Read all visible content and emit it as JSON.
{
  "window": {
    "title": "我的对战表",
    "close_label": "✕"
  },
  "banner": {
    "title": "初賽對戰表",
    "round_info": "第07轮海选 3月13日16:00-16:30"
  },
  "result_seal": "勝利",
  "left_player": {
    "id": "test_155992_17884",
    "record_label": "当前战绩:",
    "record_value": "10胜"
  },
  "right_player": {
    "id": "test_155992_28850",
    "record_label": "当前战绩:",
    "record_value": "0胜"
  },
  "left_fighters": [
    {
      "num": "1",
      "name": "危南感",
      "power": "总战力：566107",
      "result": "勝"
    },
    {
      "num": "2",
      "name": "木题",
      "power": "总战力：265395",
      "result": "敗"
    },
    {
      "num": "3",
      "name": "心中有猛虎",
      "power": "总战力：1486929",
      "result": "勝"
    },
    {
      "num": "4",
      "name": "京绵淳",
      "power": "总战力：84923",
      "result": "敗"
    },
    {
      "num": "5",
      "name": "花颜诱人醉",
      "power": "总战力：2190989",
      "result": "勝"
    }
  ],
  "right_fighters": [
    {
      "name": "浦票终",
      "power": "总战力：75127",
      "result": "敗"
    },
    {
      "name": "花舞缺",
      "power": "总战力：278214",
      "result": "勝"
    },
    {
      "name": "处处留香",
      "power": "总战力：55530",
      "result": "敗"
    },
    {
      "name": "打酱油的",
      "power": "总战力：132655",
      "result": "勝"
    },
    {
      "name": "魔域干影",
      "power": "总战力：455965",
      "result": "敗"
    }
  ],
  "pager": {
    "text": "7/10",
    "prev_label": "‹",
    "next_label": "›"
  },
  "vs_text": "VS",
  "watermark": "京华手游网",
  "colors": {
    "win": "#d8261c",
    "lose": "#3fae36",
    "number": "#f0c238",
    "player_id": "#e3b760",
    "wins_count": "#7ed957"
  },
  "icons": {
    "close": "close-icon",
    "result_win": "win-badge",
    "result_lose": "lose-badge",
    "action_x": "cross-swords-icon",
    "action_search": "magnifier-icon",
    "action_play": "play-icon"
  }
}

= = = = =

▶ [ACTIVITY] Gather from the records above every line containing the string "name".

▶ [SOLUTION TO THE PROBLEM]
      "name": "危南感",
      "name": "木题",
      "name": "心中有猛虎",
      "name": "京绵淳",
      "name": "花颜诱人醉",
      "name": "浦票终",
      "name": "花舞缺",
      "name": "处处留香",
      "name": "打酱油的",
      "name": "魔域干影",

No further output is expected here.